Perhaps the most well know and quoted reference to the beard is in Frederico Garcia Lorca’s poem Ode to Walt Whitman, “Not a single moment, old beautiful Walt Whitman,/ have I stopped seeing your beard full of butterflies.” Butterflies for Lorca are often a direct symbol for homosexuality. He admires and respects Whitman as a homosexual poet. Jack Spicer, who was largely influenced by Lorca, later reuses these same two lines in his poem also called Ode For Walt Whitman, again furthering the connection of Whitman’s facial hair as symbol for the not only the American queer poet, but as an international model.
The beard makes another important sighting in Allen Ginsberg’s poem, A Supermarket in California, “Where are we going, Walt Whitman?

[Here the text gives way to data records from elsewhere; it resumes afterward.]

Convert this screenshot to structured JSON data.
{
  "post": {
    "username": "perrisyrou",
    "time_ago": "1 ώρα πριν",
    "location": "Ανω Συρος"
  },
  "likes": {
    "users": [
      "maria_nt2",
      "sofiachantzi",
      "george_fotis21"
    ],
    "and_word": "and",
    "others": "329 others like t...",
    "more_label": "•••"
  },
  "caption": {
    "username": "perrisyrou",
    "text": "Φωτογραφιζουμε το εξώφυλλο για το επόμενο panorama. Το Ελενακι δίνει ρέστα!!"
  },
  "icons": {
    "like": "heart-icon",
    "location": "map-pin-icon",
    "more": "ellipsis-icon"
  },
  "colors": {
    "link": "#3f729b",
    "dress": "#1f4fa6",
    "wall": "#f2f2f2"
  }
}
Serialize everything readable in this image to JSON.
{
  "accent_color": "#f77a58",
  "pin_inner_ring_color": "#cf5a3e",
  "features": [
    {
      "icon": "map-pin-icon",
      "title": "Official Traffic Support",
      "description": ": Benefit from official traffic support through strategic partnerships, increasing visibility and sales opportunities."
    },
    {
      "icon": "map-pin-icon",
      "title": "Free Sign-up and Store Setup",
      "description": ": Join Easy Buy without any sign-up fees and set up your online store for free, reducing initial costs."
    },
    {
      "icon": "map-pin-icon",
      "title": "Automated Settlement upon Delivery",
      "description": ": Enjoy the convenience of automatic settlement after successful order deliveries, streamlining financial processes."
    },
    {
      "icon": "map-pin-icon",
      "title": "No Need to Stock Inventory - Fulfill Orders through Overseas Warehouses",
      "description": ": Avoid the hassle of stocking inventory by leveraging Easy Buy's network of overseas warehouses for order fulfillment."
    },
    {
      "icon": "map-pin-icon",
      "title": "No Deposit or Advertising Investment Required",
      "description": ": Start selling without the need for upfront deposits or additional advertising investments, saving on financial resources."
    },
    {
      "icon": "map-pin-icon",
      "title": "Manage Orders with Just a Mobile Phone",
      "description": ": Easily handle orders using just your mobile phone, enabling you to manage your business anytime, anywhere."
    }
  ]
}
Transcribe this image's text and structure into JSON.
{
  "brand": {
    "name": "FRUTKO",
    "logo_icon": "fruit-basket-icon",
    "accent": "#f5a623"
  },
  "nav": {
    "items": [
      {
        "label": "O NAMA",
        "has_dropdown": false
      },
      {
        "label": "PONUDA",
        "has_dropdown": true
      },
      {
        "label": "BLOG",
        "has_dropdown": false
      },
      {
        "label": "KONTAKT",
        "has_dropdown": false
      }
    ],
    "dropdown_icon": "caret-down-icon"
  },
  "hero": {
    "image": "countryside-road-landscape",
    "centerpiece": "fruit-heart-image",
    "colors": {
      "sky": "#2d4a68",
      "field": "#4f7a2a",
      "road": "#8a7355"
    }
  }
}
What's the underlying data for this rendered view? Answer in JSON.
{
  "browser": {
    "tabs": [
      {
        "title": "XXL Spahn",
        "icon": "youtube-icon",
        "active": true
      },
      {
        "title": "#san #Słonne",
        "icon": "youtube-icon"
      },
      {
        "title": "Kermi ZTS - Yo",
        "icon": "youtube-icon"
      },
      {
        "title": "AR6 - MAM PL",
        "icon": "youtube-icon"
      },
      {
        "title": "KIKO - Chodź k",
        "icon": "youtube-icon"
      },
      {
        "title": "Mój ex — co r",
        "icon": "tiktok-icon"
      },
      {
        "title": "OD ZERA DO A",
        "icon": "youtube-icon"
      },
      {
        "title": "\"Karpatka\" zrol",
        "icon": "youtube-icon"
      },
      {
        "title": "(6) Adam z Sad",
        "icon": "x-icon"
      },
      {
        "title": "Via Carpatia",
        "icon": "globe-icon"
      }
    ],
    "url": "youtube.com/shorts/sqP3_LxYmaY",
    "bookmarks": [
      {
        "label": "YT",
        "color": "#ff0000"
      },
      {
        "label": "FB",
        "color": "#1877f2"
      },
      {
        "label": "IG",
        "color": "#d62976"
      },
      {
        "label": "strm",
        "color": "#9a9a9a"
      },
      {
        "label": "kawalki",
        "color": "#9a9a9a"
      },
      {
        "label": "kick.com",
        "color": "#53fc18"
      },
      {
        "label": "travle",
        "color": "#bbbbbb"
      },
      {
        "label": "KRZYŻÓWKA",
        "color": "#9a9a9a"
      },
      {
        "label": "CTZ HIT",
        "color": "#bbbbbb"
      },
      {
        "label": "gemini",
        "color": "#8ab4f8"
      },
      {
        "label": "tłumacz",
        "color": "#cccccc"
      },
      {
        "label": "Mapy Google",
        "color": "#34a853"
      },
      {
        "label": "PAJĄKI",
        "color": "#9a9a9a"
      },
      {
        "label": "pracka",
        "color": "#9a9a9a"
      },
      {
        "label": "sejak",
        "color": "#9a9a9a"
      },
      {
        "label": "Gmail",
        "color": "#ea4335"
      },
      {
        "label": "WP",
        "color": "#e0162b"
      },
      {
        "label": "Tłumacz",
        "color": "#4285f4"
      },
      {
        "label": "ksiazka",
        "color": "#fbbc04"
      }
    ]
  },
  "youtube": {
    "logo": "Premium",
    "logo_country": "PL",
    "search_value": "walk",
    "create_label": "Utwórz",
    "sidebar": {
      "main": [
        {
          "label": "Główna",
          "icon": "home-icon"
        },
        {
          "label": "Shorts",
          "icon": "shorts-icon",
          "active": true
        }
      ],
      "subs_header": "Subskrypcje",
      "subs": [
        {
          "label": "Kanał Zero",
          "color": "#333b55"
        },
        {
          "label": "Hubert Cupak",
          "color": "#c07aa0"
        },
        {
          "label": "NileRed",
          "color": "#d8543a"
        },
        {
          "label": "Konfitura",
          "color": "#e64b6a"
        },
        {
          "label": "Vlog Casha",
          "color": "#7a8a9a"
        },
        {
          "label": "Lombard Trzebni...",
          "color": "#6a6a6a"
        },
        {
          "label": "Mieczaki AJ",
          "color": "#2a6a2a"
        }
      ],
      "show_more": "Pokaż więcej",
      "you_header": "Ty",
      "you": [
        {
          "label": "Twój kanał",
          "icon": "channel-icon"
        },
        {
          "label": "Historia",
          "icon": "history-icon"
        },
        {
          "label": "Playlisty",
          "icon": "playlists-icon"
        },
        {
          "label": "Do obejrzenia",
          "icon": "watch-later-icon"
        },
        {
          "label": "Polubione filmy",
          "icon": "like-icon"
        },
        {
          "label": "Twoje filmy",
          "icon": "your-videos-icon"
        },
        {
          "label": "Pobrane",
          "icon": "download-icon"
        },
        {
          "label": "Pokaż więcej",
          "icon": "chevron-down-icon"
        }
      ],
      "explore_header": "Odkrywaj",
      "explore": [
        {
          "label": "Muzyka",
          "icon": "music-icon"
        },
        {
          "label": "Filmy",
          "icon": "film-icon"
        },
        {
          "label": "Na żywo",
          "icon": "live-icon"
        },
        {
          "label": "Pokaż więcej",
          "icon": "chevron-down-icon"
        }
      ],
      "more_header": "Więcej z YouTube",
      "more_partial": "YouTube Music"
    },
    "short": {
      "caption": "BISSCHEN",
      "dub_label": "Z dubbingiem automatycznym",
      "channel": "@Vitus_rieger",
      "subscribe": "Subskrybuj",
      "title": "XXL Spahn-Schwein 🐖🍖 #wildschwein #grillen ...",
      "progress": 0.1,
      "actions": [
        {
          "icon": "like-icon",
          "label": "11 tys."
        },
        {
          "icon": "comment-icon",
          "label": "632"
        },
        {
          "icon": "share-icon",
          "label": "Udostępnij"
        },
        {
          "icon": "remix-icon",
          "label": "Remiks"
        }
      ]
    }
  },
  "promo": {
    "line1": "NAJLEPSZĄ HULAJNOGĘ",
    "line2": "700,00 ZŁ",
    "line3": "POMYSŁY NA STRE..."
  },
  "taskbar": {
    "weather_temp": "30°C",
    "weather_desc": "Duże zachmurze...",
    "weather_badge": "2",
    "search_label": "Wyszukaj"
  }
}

The doors close in an hour./Which way does your beard point tonight?”. In a blog post that Catherine O’hare made a month or two ago she also examines the meaning behind Whitman’s appearance in the Ginsberg’s poem, stating that “Whitman’s Beard: Ginsberg’s Compass”. She reads the poem as Ginsberg discussing the almost mentor relationship he has with Whitman, namely in regards to the accepting and embracing of his homosexuality. He is seeking guidance, trying to follow whatever direction the beard, which has already been established as this sort of subtle queer symbol, is leading. This reading can be further implied by the brief appearance of Lorca, “by the watermelons”.
It is interesting how this one part on his body can be singled out and called to represent a specific Whitman out of the multitudes.